ETF Logistics: A Look Back at the Logistics Action Days

14 Nov 2023

October brought a wave of solidarity and action across Europe with the Logistics Action Days (LDs), led by the European Transport Workers’ Federation (ETF). Spanning the continent with pivotal events in Belgium, Denmark, Italy, Spain, Sweden, and the UK, the LDs successfully amplified the voices of logistics workers, demonstrating the irreplaceable role they play in our daily lives and the economy.


At the heart of the LDs was the launch of the ETF’s Manifesto for Logistics Workers—a guiding document highlighting the rights and recognition logistics workers deserve. This comprehensive manifesto was unveiled and discussed in various formats, from workshops to in-person meetings, and reached an audience encompassing workers, employers, and political figures.

Madrid witnessed a milestone with over 100 participants, including workers, academics, and legal experts, converging for a workshop to discuss the impacts of AI and digitalization on logistics. The conversation, enriched by the presence of ETF’s Livia Spera, opened a dialogue on the challenges and opportunities that technological advancements bring to workers.

The successes of collective bargaining agreements (CBAs) were at the forefront in Scandinavia, with events in Copenhagen and Stockholm. There, achievements by 3F in Denmark and the Swedish Transport Workers Union were highlighted, alongside an enriching exchange with Johan Danielsson of the LO Sverige Confederation.

Belgium showcased the fruitful collaboration between unions and employers, with a notable event outside a DHL depot. Leaders like ETF’s President Frank Moreels and ETF’s GS Livia Spera acknowledged the effective CBA with DHL, setting a standard for others.

The UK’s discussions tackled the pressing issues of worker surveillance and the need for consent in the implementation of AI technologies. The sentiment was vividly captured by the description of the UK as “a nation of sheds,” reflecting the ubiquitous presence of logistics centres and the vital yet often overlooked workforce within.

In Italy, the demonstrations reached the echelons of government, with a demonstration outside the Ministry for Labour and a landmark meeting with Labour Minister Calderone. This engagement positioned Italian logistics workers at the forefront of national transport policy considerations and laid the groundwork for the renewal of the national collective agreement.

Culminating the LDs was a letter to The Commissioner for Transport Adina Valean, marking a significant step towards pan-European recognition of logistics workers’ contributions.

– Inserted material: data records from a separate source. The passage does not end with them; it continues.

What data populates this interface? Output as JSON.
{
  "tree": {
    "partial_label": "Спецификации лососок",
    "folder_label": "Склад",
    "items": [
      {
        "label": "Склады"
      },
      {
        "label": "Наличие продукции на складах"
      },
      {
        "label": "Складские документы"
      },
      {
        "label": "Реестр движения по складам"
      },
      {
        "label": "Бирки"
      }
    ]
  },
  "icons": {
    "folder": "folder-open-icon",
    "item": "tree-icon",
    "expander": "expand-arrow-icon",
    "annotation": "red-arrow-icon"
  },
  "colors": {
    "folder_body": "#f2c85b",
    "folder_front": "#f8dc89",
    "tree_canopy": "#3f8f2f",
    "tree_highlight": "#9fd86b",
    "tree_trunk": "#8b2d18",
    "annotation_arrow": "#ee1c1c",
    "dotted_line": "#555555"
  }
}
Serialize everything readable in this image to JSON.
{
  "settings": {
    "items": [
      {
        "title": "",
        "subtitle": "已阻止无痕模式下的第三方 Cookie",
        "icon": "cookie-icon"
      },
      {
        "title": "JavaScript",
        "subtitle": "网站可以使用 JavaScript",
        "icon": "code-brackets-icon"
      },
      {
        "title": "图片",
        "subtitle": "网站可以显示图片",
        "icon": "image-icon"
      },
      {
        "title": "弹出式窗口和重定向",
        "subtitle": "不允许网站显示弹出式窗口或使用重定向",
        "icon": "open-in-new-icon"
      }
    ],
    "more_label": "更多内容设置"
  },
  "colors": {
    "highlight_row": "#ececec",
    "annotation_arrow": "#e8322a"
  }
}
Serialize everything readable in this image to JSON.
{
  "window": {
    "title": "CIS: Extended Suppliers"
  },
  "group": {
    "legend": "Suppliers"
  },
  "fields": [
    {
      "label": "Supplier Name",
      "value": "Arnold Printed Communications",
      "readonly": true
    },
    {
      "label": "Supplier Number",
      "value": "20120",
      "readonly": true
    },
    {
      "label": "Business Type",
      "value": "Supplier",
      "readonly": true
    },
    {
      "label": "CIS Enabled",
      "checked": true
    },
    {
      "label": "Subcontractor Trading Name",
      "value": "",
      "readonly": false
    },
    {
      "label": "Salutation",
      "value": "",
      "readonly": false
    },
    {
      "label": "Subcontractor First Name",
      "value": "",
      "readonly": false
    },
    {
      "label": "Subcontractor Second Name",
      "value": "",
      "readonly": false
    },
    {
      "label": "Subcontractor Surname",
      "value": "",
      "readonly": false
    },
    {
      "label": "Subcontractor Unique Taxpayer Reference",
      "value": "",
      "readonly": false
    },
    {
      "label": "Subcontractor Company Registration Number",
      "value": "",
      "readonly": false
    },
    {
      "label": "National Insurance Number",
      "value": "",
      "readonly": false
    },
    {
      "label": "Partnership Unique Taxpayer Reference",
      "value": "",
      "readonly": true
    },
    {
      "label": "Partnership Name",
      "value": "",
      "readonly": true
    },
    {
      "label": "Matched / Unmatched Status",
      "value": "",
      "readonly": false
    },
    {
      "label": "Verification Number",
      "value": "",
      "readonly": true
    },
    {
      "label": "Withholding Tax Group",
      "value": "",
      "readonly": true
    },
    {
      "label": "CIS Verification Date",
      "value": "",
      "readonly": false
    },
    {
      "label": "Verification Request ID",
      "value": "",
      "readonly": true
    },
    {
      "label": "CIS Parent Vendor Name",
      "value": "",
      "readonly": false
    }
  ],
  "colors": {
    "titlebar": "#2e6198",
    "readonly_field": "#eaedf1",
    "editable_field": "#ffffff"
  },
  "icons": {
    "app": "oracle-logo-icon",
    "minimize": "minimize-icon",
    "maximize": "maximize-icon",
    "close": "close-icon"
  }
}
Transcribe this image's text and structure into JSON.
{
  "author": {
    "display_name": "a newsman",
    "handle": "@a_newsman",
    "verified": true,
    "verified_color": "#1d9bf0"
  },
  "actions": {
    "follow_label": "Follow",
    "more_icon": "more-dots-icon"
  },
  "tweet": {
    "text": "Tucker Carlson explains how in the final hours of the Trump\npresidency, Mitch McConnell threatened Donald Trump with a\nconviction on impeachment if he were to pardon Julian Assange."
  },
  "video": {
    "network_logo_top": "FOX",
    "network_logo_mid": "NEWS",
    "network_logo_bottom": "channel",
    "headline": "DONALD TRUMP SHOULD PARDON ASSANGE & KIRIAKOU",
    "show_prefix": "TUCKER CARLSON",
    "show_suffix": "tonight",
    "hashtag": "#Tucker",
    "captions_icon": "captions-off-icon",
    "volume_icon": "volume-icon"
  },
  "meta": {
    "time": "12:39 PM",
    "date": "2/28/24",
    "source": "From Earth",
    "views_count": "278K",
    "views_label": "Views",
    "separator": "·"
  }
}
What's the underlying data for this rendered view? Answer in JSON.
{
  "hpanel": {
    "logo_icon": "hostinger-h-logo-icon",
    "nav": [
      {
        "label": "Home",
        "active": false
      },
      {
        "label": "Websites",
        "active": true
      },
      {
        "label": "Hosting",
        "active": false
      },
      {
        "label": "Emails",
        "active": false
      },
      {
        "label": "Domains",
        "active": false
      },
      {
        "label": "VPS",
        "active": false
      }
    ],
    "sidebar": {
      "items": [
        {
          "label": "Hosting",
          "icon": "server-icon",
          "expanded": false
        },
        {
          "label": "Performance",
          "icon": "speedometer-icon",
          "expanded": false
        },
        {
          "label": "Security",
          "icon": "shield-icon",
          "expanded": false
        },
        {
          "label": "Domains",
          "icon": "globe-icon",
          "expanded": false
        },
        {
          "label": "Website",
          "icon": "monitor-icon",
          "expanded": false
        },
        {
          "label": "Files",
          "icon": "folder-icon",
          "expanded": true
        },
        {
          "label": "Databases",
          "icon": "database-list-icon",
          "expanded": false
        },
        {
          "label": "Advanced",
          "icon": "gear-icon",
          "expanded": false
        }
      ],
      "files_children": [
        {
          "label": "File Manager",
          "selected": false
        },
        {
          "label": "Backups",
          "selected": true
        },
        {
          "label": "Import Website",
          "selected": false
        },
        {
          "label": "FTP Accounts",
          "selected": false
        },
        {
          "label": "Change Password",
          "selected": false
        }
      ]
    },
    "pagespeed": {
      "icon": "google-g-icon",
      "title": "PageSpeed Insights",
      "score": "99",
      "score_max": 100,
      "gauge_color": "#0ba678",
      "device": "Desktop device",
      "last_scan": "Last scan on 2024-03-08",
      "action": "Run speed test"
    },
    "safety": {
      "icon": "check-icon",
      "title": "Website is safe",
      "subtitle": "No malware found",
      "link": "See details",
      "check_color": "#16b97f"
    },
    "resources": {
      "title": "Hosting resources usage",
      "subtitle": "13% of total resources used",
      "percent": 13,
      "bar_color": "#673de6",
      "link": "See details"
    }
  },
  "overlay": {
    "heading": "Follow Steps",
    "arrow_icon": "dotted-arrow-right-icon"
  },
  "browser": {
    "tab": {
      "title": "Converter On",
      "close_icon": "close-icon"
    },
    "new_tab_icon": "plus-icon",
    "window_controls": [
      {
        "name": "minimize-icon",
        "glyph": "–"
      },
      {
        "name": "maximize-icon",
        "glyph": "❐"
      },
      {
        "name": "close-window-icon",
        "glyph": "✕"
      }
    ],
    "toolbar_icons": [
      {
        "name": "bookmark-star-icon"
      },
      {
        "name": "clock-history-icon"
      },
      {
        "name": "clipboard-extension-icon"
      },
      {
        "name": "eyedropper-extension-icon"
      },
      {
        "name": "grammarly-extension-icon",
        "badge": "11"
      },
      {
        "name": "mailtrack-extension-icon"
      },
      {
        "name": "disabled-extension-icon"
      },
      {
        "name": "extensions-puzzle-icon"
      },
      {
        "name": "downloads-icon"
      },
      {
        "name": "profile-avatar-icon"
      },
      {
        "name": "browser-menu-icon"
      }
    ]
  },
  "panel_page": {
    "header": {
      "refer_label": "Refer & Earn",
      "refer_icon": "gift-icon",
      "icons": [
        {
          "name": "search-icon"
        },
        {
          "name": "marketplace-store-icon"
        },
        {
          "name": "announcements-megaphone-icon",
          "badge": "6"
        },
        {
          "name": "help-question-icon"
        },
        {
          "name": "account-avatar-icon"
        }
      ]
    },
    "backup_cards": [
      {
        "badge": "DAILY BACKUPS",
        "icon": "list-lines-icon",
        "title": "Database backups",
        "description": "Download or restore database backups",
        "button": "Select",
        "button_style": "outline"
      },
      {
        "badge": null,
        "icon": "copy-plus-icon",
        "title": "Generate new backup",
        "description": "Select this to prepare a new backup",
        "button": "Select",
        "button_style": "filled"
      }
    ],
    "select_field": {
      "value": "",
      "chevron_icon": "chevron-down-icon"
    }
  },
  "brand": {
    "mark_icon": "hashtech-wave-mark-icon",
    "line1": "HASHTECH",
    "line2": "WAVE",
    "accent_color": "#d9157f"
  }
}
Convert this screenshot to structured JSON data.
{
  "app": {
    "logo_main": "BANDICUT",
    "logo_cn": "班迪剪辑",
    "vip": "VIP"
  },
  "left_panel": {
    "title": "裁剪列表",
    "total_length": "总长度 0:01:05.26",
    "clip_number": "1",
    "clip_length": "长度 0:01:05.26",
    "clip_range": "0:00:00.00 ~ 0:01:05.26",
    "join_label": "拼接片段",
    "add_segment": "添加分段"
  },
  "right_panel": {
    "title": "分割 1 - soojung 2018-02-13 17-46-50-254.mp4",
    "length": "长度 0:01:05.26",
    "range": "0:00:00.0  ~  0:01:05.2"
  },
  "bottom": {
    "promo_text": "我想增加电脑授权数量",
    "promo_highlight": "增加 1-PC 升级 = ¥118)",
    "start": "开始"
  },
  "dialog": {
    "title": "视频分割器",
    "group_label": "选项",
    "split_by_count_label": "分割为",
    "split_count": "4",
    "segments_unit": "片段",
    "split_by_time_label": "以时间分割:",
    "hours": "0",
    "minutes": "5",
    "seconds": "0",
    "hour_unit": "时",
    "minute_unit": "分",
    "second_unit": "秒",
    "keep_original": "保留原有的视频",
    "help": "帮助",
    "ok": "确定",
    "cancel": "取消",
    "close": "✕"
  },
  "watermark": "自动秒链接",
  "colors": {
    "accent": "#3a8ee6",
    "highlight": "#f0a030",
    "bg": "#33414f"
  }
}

The Logistics Action Days did not just meet their objectives; they surpassed expectations by fostering unity, dialogue, and progress across nations. These events have fortified the foundation for future actions, ensuring that the pulse of logistics workers’ rights beats stronger than ever.